### Work task
Counting only lines below that hold "Rotation", give the total alone.

### Data provided

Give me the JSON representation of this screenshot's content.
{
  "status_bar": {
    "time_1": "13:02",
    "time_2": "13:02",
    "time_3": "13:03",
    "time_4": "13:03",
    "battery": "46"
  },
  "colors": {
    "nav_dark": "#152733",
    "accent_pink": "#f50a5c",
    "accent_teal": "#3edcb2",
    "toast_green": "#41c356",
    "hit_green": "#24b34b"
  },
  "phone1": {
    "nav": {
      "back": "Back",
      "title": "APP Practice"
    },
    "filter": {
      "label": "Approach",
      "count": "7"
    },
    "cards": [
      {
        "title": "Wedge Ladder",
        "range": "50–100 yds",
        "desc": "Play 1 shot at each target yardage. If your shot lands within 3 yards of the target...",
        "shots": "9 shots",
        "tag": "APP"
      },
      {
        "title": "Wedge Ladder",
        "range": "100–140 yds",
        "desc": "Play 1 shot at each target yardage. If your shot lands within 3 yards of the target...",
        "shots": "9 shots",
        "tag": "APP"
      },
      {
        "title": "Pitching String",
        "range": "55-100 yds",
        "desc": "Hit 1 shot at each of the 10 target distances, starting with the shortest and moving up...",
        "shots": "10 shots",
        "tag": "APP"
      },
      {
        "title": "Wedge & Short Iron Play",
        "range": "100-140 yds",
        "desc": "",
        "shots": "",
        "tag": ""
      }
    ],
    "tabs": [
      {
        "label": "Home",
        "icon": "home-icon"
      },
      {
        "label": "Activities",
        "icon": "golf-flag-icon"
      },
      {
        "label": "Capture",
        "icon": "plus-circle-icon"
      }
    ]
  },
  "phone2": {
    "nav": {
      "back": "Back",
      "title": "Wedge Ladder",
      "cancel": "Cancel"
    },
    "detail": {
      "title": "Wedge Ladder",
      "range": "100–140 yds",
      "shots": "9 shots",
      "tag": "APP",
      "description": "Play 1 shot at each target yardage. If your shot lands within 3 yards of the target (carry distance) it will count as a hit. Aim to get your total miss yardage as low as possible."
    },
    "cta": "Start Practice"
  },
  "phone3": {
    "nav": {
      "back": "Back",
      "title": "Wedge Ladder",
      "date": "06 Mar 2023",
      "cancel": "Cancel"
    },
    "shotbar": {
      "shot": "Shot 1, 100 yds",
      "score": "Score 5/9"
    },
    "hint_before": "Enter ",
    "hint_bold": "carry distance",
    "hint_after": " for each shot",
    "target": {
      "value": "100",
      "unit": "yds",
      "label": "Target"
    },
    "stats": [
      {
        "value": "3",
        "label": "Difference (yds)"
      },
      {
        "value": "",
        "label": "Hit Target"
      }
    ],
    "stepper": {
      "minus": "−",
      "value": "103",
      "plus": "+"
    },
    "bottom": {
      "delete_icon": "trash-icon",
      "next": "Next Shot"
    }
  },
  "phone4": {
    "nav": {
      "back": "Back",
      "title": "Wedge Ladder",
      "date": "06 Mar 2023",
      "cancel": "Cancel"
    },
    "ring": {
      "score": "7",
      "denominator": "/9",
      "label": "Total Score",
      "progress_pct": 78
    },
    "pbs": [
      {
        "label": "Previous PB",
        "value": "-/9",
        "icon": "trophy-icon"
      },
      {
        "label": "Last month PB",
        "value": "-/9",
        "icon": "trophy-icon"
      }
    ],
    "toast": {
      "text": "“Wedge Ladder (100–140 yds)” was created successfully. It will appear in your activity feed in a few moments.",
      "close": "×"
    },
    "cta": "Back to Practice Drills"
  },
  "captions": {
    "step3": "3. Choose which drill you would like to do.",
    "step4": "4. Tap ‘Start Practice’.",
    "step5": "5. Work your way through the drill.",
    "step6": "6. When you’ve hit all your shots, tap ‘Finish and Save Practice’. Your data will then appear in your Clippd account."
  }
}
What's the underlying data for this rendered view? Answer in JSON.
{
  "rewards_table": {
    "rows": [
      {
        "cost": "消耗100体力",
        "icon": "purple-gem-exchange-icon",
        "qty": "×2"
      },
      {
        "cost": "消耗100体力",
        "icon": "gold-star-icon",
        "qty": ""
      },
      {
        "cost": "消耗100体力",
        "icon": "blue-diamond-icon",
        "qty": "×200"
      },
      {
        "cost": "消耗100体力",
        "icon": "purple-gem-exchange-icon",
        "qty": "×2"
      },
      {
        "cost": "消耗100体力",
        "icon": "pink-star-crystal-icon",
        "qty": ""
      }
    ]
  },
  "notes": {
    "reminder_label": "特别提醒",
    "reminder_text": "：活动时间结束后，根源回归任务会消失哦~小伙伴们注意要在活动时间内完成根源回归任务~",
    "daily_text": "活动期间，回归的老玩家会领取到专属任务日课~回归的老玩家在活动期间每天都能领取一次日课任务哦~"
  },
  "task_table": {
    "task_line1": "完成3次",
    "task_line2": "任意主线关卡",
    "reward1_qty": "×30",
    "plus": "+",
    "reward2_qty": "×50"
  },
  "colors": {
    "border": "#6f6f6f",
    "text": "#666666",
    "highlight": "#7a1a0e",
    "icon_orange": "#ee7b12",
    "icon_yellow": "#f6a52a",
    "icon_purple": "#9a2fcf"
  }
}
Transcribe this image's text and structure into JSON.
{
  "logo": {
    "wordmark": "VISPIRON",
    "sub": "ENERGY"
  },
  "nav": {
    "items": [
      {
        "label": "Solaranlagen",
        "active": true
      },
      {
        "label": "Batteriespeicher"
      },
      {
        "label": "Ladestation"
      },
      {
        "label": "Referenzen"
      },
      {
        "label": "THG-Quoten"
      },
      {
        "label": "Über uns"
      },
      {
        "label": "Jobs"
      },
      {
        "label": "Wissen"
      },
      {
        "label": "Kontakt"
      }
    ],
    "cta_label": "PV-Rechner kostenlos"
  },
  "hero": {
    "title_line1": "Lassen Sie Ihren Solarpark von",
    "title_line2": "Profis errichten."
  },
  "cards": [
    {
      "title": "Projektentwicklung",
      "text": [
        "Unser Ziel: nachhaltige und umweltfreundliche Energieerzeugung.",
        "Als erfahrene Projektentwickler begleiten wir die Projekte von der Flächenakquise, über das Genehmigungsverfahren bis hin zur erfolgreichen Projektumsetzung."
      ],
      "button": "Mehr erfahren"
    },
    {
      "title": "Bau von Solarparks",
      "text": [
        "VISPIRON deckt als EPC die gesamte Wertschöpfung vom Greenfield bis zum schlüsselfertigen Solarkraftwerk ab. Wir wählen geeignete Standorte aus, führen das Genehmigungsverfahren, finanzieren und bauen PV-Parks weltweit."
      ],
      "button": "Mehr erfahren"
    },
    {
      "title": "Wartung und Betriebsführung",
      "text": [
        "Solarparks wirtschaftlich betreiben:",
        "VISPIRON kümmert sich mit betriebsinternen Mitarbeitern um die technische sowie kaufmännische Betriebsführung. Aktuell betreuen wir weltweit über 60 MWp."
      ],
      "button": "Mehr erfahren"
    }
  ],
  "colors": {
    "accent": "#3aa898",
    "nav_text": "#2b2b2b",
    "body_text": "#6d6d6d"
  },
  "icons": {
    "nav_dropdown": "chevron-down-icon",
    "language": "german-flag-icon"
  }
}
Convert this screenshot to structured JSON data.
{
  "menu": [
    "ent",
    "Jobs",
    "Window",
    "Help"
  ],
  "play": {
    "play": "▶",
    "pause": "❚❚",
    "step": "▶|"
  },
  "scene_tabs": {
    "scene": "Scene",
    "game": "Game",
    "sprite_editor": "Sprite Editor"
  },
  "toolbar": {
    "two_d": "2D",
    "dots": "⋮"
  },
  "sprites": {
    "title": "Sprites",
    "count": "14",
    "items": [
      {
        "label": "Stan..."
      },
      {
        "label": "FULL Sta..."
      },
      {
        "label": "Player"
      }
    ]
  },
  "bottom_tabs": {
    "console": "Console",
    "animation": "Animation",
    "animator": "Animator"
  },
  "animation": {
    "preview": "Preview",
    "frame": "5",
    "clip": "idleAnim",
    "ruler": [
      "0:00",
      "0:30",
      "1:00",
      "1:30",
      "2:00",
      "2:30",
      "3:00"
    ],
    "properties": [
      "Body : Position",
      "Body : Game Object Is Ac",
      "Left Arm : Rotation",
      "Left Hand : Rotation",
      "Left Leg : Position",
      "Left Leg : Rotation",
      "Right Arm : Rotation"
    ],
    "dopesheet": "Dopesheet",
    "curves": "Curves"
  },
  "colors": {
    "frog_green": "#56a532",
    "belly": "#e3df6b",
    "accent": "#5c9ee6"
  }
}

### Response to the task
4